The Kraft Heinz Company has updated its sustainable packaging goals to include the reduction of its use of virgin plastic by 20 percent within its global packaging portfolio by 2030. The announcement builds upon the company’s ESG goals and investments, which aim to decrease the use of fossil fuels, reduce plastic use, and integrate more sustainable packaging options. This reduction will diminish the use of virgin plastics by approximately 100 million pounds, according to the company. The company strives to replace 15 percent of its U.S. PET rigid plastic packaging portfolio with post-consumer recycled content by 2025. Kraft Heinz is also looking to eliminate unnecessary plastic within their packaging, including removing the plastic “shaker” bag within their Shake ‘N Bake packaging and launching a multipack paperboard sleeve to replace plastic shrink-wrap in the U.K. It is building upon existing work within the U.S., U.K., and Canada, to increase recycled content within their packaging, including:
- Beginning in 2024, Kraft Real Mayo and Miracle Whip will transition to 100% recycled content within their packaging in the United States, expected to eliminate 14 million pounds of virgin plastic.
- The company will move to 30% recycled content in most bottles sold in Brazil, Europe, and the U.K.
- It’s creating recyclable Heinz Beans Snap Pots made with 39% recycled plastics in the U.K. that were returned to Tesco by consumers.

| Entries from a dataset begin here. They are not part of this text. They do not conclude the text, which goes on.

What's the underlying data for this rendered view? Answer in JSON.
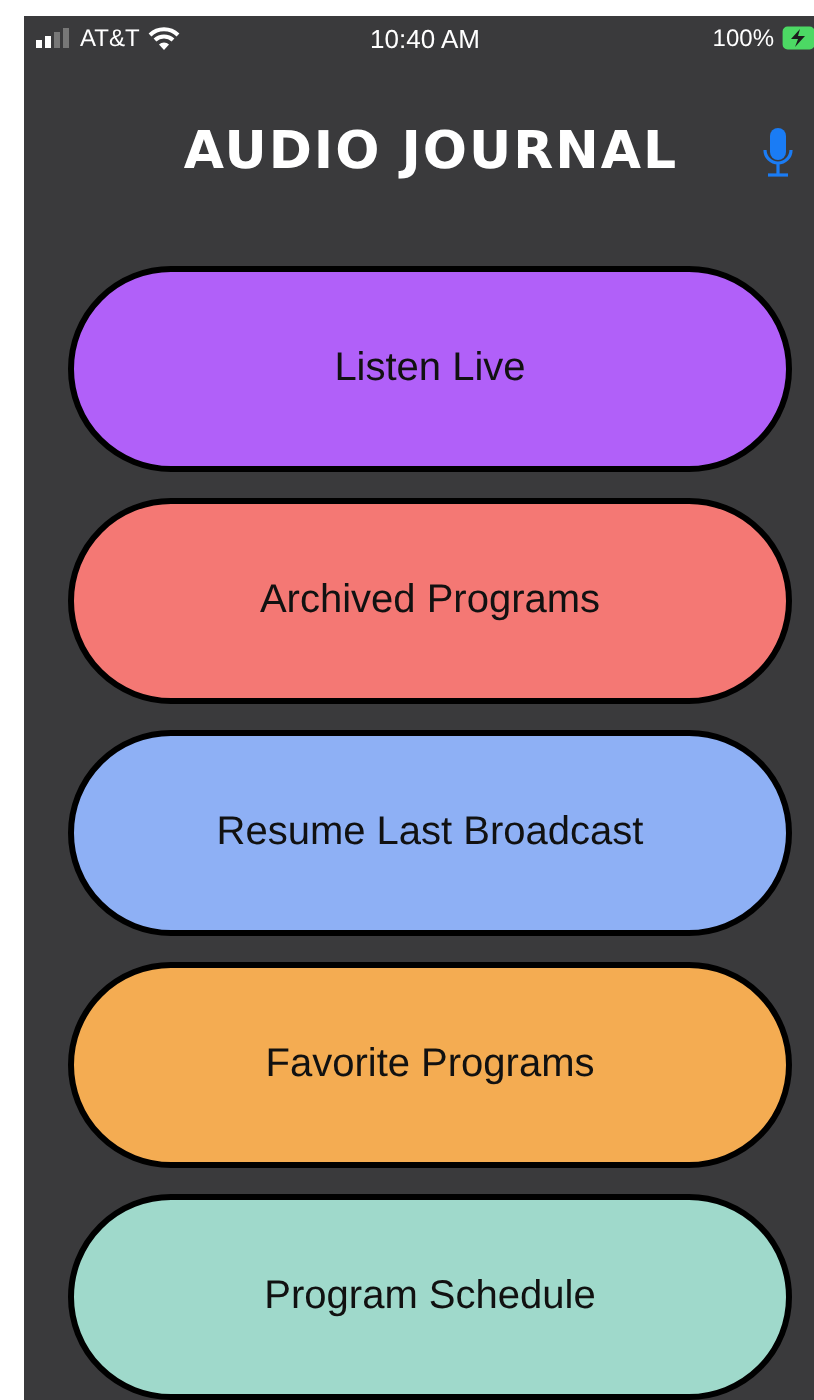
{
  "status_bar": {
    "carrier": "AT&T",
    "time": "10:40 AM",
    "battery": "100%"
  },
  "header": {
    "title": "AUDIO JOURNAL"
  },
  "menu": [
    {
      "label": "Listen Live",
      "color": "#b160f9"
    },
    {
      "label": "Archived Programs",
      "color": "#f47874"
    },
    {
      "label": "Resume Last Broadcast",
      "color": "#8eb0f5"
    },
    {
      "label": "Favorite Programs",
      "color": "#f4ac52"
    },
    {
      "label": "Program Schedule",
      "color": "#9fd9cb"
    }
  ]
}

That’s all for this week. Enjoy the weekend and the song of the week, which happens to be probably the most influential rap song of all time, Rapper’s Delight by Sugar Hill Gang.